Privatization The process of private, for-profit businesses taking over the provision of public services. Types of government contracts that have been privatized include prisons, water utilities, trash collection, clerical jobs, food service, information system jobs, and job placement for welfare recipients.
Privileged Foreign (Pf) Foreign merchandise or non-tax paid domestic merchandise upon which the duty and applicable taxes have been determined at the time this status is approved.
Pro Forma Invoice An invoice provided by a supplier in advance of the shipment of merchandise, informing the buyer of the kinds and quantities of goods to be sent, their value, and other important specifications. The proforma invoice is commonly used to enable payment documents (such as an L/C) to be raised.

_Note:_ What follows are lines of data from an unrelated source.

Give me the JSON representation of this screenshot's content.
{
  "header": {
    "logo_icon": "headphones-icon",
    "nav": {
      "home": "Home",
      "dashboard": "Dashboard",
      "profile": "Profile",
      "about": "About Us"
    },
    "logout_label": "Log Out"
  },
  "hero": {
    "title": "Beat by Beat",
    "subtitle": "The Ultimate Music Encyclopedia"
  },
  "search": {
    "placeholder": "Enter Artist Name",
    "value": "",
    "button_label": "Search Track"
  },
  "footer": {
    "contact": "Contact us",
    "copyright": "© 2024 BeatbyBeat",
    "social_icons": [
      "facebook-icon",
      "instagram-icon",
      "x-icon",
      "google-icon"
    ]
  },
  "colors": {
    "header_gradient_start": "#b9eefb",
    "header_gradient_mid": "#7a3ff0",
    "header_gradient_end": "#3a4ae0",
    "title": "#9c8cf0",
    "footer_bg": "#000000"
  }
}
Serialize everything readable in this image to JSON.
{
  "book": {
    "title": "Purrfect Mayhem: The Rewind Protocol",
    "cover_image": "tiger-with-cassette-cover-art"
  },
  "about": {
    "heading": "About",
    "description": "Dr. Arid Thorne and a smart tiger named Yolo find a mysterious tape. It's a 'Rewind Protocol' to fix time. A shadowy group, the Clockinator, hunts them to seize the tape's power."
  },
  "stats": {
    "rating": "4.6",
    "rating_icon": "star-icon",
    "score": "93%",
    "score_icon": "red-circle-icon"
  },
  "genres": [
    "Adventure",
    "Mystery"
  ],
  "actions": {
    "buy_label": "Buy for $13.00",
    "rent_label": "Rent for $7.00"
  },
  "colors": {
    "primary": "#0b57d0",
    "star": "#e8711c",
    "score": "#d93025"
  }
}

Promissory Note A signed statement containing a written promise to pay a stated sum to specified person at a specified date or on demand.
Protest The formal representation of a dishonoured bill of exchange: the bill is presented by a notary public to the drawee – if refused again, it is noted” – see noting. The notary public then issues a formal protest, an official certificate that the bill has been refused: the drawer can use this certificate to sue the drawee in court.
Purchasing Agent An agent who purchases goods in his or her own country on behalf of foreign importers such as government agencies and large private concerns
Quota A limitation on the quantity of goods that may be imported during a specific period of time. Quotas can include limitations on all countries, or can target specific countries
Quotation An offer to sell goods at a stated price and under specified conditions.
Race To The Bottom The constant search for cheaper wages, lower taxes and weaker environmental and other regulations, produces a downward spiral in socio-economic conditions in the United States and in countries around the world. For example, jobs moved from Detroit to Mexico in pursuit of lower wages, and now jobs are being moved from Mexico to China.
Reactivation A resumption of the activated status of an entire area that was previously deactivated without any change in the operator or the area boundaries.
Recourse The right to claim a refund from another party which has handled a bill at an earlier stage.
Red Clause Credit A credit with a clause which authorises the advising bank to make an advance payment to the beneficiary – see special DCs.
Regional Commissioner The Regional Commissioner of Customs for the Customs Region in which the zone is located.
Reimbursing Bank The bank nominated by the DC issuing bank that will pay the value of the DC to the negotiating/paying bank.
Remitting Bank Bank that sends the draft to overseas bank for collection.
Representative See Foreign sales agent.
Resident Member The official that has been delegated authority by the Secretary of the Army to act on nondiscretionary zone matters.
Retail Trade Generally, sales or offers to sell goods or services to individuals for personal use.
Retirement The act of paying or settling an outstanding bill or import loan; i.e. payment by the importer to the Bank.
Revocable Credit One that may be amended or cancelled without notice to the beneficiary.
Revocable Letter Of Credit A letter of credit that can be cancelled or altered by the drawee (buyer) after it has been issued by the drawee’s bank. Compare Irrevocable letter of credit.
Revolving Credit A credit automatically reinstated after each drawing or upon receipt of authorisation from DC issuing bank, with limits as to the duration of the facility and as to the (cumulative or non-cumulative) amount involved for each drawing – see Special DCs.
Ruling Adecision rendered by the Customs Service on an issue or issues surrounding a particular importation of merchandise. Rulings are published and can usually be appealed to a higher administrative body or to a court of law.